▶ [PROMPT] Write out each record again exactly as it stands.

○ ○ ○ ○ ○

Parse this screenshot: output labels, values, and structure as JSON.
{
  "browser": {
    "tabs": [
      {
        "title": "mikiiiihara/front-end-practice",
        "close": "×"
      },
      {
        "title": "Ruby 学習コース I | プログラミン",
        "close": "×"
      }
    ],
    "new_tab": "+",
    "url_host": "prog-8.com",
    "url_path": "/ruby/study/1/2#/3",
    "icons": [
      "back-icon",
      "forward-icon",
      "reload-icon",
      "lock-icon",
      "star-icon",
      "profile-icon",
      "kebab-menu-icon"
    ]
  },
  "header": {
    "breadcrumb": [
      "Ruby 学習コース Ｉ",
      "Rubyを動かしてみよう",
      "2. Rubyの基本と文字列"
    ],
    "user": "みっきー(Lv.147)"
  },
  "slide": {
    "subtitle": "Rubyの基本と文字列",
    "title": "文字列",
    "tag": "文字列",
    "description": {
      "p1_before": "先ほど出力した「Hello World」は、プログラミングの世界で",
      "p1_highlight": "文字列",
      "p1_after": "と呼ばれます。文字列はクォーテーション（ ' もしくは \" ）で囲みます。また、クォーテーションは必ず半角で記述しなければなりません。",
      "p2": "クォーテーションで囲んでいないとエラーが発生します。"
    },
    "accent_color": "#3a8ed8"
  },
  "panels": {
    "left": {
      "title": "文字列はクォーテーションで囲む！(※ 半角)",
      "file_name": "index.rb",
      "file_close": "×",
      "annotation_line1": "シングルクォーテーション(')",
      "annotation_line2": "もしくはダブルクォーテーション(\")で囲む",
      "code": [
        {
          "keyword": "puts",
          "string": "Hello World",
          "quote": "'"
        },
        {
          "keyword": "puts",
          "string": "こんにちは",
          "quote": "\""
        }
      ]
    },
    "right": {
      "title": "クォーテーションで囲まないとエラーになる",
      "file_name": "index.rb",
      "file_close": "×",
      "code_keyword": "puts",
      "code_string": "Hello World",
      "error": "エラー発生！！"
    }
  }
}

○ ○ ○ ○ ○

▶ [OUTPUT FOR THIS EXERCISE]
Parse this screenshot: output labels, values, and structure as JSON.
{
  "browser": {
    "tabs": [
      {
        "title": "mikiiiihara/front-end-practice",
        "close": "×"
      },
      {
        "title": "Ruby 学習コース I | プログラミン",
        "close": "×"
      }
    ],
    "new_tab": "+",
    "url_host": "prog-8.com",
    "url_path": "/ruby/study/1/2#/3",
    "icons": [
      "back-icon",
      "forward-icon",
      "reload-icon",
      "lock-icon",
      "star-icon",
      "profile-icon",
      "kebab-menu-icon"
    ]
  },
  "header": {
    "breadcrumb": [
      "Ruby 学習コース Ｉ",
      "Rubyを動かしてみよう",
      "2. Rubyの基本と文字列"
    ],
    "user": "みっきー(Lv.147)"
  },
  "slide": {
    "subtitle": "Rubyの基本と文字列",
    "title": "文字列",
    "tag": "文字列",
    "description": {
      "p1_before": "先ほど出力した「Hello World」は、プログラミングの世界で",
      "p1_highlight": "文字列",
      "p1_after": "と呼ばれます。文字列はクォーテーション（ ' もしくは \" ）で囲みます。また、クォーテーションは必ず半角で記述しなければなりません。",
      "p2": "クォーテーションで囲んでいないとエラーが発生します。"
    },
    "accent_color": "#3a8ed8"
  },
  "panels": {
    "left": {
      "title": "文字列はクォーテーションで囲む！(※ 半角)",
      "file_name": "index.rb",
      "file_close": "×",
      "annotation_line1": "シングルクォーテーション(')",
      "annotation_line2": "もしくはダブルクォーテーション(\")で囲む",
      "code": [
        {
          "keyword": "puts",
          "string": "Hello World",
          "quote": "'"
        },
        {
          "keyword": "puts",
          "string": "こんにちは",
          "quote": "\""
        }
      ]
    },
    "right": {
      "title": "クォーテーションで囲まないとエラーになる",
      "file_name": "index.rb",
      "file_close": "×",
      "code_keyword": "puts",
      "code_string": "Hello World",
      "error": "エラー発生！！"
    }
  }
}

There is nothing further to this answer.